The amazing story of the redemption of Oz (both the land and the man) starts out in Kansas, where we find our trickster little more than a petty thief with some theatrical flair and a weakness for the ladies.  The black and white photography is some of the crispest most beautiful I have ever seen and Raimi’s first action sequence of the film is harrowing, desperate, comical and brilliant, as is the predictable, but no less illuminating first glorious glimpse of the land of Oz in full color, mirroring of course the moment of Dorothy’s arrival 73 years ago.  As a stranger in a strange land,  Oz struggles with the opportunity to start fresh and the irresistible urge to take advantage, especially when the chips are down, but before he is even fully aware of his predicament, the choices he makes upon his arrival begin to seal his destiny and shape the people he meets.
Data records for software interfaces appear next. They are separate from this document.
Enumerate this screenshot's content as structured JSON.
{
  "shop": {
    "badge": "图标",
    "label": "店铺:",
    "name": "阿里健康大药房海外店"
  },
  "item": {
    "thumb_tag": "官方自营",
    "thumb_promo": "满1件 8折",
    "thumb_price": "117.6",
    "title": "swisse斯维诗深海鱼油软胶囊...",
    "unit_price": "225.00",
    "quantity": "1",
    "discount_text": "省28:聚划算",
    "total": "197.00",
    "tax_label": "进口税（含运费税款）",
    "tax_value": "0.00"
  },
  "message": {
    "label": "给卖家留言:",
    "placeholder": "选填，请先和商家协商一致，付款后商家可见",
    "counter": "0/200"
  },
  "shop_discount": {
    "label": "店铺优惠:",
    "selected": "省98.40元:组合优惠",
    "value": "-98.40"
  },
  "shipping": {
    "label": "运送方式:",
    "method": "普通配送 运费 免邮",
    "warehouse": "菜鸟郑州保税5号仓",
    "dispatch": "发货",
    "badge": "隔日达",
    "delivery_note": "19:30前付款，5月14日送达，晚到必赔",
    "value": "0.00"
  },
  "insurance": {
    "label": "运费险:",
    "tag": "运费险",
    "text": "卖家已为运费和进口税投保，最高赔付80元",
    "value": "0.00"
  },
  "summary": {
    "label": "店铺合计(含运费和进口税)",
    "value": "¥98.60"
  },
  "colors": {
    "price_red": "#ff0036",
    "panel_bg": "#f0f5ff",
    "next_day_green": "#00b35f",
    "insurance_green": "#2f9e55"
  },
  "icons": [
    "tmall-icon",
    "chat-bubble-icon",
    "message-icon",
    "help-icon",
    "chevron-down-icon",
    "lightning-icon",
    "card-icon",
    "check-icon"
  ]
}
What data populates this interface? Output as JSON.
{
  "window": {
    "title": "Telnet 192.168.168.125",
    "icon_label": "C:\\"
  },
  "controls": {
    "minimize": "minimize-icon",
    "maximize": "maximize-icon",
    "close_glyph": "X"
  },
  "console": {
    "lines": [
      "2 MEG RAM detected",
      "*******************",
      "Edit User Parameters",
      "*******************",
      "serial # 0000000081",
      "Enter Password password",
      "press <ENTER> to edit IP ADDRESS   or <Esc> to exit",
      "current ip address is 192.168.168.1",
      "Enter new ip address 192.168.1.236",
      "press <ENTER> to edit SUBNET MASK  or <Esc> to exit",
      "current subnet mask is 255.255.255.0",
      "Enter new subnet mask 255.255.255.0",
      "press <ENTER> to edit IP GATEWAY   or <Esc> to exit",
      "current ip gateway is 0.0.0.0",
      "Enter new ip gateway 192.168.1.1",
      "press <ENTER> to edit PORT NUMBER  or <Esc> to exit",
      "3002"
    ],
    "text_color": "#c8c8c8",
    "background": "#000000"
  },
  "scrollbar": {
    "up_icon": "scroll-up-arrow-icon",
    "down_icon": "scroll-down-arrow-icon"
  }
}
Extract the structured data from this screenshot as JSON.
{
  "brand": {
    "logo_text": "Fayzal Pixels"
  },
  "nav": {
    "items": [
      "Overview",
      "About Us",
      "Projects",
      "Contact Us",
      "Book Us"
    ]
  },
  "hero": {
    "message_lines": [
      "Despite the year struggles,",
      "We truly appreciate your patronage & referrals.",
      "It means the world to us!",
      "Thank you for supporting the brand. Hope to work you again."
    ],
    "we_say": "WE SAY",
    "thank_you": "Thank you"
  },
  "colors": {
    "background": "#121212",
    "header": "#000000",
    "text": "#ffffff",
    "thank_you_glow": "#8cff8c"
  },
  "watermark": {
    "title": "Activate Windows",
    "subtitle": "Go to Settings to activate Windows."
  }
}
It’s an epic journey full of great humor and powerful imagery that marks a monumental technical and artistic achievement.  Danny Elfman’s score is so perfectly in tune with the production and a must have, especially for fans of his work on Big Fish and Charlie and the Chocolate Factory.  Peter Deming, Director of Photography, gets to play with every trick in his trunk and creates a seamless and believable atmosphere where fantasy knows no bounds.

The rest of the cast is terrific, but my favorite supporting performances come from Oz’s primary companions, played by Joey King and Zach Braff.  These characters lit up the screen and really played a part in Oz’s transformation as opposed to simply adding comic relief.

Oz the great and Powerful in Real 3D will envelope you in a world unlike any other, so real and so imaginary it is a sensation that is unique to cinema alone and yet only the highest of aims and the loftiest of dreams can harness it.  It provides sufficient enjoyment of these gifts yet never treads away from the story.  So you can ease on down the road with little urgency, but no less compulsion to move forward.  This is a great piece of art that introduces one of the greatest characters in cinema history to one of cinema’s oldest and most timeless worlds.